DESCRIPTION OF THE TASK:
Starting at the line below that contains "Give me the", print each line through the end of the records exactly as it appears.

[Data about app and page elements]
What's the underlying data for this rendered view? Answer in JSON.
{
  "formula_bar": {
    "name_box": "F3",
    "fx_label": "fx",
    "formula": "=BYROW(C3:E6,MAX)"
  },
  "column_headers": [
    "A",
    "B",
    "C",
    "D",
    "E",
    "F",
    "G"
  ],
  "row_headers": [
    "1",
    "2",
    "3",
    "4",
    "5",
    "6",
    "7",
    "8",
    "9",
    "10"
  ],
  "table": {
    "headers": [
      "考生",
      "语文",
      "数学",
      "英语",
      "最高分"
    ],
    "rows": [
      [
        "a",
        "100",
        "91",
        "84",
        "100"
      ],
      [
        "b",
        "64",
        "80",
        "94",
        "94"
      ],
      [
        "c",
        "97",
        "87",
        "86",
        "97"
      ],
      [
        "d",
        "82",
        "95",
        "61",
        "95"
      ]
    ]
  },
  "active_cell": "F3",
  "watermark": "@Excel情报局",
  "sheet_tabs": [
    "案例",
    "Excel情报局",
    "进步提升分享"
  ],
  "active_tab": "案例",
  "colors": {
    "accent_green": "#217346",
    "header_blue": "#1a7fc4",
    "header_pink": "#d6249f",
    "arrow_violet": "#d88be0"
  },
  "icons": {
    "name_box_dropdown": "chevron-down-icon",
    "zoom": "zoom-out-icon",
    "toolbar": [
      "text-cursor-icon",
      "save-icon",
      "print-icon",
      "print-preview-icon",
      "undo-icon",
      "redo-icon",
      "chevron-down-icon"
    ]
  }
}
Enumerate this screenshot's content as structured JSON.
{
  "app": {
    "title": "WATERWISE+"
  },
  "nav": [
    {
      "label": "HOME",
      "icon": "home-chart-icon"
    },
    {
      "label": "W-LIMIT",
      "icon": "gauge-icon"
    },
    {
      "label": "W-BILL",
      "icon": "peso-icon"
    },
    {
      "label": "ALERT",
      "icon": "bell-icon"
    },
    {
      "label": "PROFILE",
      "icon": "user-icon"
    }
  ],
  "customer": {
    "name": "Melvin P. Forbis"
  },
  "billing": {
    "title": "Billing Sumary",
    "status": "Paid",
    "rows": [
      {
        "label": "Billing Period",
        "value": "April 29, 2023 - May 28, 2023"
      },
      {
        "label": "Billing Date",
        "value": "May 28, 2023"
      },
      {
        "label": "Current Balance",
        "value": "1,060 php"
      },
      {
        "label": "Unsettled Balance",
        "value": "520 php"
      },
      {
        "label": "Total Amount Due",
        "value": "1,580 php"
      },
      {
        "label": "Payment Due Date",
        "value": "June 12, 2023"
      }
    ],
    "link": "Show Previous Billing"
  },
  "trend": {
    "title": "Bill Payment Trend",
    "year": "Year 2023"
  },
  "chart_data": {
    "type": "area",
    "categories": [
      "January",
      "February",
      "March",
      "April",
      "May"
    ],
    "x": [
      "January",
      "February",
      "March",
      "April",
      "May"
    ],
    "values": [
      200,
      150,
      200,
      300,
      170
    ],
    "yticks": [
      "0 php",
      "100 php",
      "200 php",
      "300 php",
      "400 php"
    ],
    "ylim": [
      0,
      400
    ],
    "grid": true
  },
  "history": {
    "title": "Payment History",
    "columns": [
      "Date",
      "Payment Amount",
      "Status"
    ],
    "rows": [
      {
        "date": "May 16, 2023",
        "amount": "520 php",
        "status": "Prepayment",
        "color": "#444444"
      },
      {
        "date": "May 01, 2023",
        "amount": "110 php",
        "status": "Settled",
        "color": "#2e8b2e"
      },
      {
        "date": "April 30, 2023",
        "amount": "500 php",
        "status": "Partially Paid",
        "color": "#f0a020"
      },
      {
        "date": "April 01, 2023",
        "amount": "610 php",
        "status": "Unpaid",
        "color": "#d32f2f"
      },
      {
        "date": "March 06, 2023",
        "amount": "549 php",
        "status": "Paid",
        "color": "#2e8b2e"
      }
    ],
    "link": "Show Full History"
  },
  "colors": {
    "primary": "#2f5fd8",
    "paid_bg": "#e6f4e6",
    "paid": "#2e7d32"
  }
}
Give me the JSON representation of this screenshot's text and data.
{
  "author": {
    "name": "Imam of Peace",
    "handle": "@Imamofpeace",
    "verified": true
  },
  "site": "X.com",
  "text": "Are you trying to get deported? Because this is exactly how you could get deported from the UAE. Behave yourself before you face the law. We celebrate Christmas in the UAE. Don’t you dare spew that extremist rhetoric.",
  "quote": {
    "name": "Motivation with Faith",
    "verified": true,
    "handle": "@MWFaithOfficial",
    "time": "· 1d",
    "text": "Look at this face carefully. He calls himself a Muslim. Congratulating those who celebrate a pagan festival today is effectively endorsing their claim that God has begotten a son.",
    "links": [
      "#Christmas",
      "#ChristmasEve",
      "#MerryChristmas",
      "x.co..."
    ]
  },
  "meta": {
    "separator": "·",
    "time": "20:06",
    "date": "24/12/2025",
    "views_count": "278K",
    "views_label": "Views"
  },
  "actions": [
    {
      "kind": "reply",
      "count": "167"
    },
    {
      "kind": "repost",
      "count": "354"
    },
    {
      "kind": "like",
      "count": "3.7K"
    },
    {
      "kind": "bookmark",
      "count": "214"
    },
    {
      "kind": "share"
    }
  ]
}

TASK RESULT:
Give me the JSON representation of this screenshot's text and data.
{
  "author": {
    "name": "Imam of Peace",
    "handle": "@Imamofpeace",
    "verified": true
  },
  "site": "X.com",
  "text": "Are you trying to get deported? Because this is exactly how you could get deported from the UAE. Behave yourself before you face the law. We celebrate Christmas in the UAE. Don’t you dare spew that extremist rhetoric.",
  "quote": {
    "name": "Motivation with Faith",
    "verified": true,
    "handle": "@MWFaithOfficial",
    "time": "· 1d",
    "text": "Look at this face carefully. He calls himself a Muslim. Congratulating those who celebrate a pagan festival today is effectively endorsing their claim that God has begotten a son.",
    "links": [
      "#Christmas",
      "#ChristmasEve",
      "#MerryChristmas",
      "x.co..."
    ]
  },
  "meta": {
    "separator": "·",
    "time": "20:06",
    "date": "24/12/2025",
    "views_count": "278K",
    "views_label": "Views"
  },
  "actions": [
    {
      "kind": "reply",
      "count": "167"
    },
    {
      "kind": "repost",
      "count": "354"
    },
    {
      "kind": "like",
      "count": "3.7K"
    },
    {
      "kind": "bookmark",
      "count": "214"
    },
    {
      "kind": "share"
    }
  ]
}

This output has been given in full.